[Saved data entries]

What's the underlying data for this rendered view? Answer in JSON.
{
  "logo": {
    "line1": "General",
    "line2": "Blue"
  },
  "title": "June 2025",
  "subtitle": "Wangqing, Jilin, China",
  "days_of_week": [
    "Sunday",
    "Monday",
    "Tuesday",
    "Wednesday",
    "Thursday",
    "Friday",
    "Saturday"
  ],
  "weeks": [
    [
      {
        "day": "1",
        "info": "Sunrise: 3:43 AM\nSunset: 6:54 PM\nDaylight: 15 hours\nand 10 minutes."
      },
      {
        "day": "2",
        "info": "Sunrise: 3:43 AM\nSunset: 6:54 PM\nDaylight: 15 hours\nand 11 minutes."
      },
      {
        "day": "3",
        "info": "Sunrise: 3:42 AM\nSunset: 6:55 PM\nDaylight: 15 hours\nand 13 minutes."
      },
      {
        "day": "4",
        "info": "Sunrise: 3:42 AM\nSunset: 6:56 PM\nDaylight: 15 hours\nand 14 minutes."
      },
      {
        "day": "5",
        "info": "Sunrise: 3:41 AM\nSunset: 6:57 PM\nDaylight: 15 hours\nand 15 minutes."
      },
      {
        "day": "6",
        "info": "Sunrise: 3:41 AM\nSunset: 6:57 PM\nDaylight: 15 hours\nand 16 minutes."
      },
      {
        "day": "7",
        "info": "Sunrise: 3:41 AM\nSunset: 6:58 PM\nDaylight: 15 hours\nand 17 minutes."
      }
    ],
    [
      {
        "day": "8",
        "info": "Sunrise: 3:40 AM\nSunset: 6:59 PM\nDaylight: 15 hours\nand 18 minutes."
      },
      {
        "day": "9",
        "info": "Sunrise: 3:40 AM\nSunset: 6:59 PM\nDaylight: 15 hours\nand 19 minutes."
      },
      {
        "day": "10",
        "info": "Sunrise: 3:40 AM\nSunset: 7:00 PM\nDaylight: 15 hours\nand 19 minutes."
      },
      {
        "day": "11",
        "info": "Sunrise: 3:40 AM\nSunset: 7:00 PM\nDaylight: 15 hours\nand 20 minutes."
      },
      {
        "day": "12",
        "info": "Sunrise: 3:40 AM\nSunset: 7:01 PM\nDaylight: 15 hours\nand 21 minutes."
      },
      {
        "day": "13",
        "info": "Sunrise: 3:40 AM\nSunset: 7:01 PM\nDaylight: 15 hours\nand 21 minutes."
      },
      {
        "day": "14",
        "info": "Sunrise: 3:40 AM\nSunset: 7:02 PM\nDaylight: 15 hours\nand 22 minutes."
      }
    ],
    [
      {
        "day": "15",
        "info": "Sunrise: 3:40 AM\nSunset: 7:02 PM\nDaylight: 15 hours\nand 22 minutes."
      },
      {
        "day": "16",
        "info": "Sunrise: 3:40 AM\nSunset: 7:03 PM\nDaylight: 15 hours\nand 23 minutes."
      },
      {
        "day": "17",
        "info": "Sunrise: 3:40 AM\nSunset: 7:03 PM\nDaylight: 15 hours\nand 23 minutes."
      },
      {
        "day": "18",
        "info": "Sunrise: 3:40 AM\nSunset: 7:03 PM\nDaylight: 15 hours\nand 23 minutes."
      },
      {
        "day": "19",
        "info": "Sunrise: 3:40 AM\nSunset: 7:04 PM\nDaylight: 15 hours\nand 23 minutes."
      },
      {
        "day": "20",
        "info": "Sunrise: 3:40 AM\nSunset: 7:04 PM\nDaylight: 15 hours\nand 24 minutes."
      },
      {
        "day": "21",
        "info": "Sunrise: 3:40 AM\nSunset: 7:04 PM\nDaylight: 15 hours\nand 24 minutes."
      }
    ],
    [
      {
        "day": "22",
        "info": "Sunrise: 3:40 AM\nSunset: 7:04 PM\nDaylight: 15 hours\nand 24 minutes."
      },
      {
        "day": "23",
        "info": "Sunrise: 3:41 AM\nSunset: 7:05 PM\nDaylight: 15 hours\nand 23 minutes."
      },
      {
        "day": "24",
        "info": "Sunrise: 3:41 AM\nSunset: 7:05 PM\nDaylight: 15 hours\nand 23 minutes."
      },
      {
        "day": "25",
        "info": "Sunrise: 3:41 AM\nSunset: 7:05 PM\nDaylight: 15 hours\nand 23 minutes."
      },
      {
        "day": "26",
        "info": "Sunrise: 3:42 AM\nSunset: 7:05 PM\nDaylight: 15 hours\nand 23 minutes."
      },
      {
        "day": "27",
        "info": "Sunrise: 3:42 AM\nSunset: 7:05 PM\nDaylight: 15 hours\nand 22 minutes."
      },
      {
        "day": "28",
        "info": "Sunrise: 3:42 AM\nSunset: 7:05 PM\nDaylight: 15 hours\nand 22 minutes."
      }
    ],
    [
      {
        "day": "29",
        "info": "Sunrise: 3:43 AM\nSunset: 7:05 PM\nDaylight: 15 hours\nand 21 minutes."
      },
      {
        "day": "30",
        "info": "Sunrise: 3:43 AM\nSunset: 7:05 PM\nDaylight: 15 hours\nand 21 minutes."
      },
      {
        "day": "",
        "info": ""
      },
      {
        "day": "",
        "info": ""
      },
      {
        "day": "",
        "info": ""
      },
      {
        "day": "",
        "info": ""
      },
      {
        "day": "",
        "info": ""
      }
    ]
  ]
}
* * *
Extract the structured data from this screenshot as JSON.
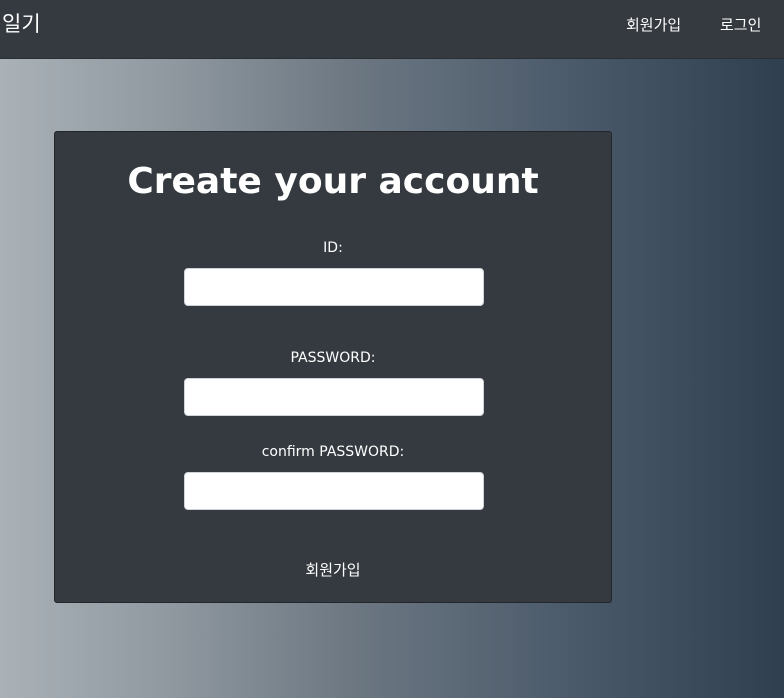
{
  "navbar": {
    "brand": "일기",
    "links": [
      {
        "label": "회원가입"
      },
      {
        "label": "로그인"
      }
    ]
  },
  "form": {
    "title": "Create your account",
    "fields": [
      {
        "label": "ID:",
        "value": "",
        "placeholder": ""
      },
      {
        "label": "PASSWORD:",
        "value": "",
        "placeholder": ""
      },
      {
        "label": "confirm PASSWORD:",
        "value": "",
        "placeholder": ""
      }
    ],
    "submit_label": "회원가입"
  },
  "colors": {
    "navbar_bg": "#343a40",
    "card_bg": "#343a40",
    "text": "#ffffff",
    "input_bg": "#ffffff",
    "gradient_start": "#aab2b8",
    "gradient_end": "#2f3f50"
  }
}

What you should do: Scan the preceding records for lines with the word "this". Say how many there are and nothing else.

Task result: 2